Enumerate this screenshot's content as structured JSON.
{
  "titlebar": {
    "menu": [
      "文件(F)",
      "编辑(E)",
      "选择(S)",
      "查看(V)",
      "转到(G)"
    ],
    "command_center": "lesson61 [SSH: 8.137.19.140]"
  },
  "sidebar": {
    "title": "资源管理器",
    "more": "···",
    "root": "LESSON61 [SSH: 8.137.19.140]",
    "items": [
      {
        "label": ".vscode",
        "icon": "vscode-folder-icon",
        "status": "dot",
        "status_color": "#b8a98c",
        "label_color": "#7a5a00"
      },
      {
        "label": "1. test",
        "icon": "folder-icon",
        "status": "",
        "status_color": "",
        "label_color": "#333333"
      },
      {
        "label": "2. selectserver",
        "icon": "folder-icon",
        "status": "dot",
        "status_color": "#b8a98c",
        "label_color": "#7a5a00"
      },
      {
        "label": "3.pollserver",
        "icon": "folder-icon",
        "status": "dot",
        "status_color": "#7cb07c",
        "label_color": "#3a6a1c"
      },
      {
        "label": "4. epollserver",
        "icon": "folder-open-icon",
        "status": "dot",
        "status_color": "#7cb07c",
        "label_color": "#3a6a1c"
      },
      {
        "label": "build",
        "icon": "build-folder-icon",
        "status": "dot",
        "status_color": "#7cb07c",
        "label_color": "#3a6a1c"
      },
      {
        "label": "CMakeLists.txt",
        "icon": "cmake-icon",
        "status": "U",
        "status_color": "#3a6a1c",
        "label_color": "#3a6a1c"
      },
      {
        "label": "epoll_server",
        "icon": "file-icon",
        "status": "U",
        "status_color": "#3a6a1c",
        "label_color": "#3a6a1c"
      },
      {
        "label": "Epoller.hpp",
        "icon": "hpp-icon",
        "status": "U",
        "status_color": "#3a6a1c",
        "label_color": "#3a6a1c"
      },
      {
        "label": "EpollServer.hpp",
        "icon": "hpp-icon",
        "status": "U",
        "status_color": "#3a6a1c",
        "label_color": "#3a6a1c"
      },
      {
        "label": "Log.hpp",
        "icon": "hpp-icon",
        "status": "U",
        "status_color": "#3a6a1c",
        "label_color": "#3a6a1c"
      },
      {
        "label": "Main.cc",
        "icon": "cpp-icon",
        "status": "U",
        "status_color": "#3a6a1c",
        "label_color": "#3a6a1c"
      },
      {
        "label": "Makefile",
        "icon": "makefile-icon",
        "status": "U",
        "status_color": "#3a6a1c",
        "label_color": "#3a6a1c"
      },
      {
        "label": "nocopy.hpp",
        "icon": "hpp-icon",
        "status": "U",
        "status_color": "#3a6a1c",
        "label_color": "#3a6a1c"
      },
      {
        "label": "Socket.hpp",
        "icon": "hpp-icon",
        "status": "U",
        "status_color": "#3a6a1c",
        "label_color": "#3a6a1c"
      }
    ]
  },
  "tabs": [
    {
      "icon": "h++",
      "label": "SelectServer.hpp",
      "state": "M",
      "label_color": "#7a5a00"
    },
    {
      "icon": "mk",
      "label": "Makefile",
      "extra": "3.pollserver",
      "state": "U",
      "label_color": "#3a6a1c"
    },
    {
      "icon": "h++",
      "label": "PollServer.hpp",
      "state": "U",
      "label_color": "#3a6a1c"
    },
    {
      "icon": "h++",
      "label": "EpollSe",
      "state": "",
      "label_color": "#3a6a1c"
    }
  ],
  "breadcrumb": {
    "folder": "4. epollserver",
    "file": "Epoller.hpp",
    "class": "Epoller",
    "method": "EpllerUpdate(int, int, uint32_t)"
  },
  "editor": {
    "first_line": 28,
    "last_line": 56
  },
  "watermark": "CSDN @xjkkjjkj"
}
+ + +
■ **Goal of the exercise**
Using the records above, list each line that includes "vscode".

■ **Solved problem**
        "label": ".vscode",
        "icon": "vscode-folder-icon",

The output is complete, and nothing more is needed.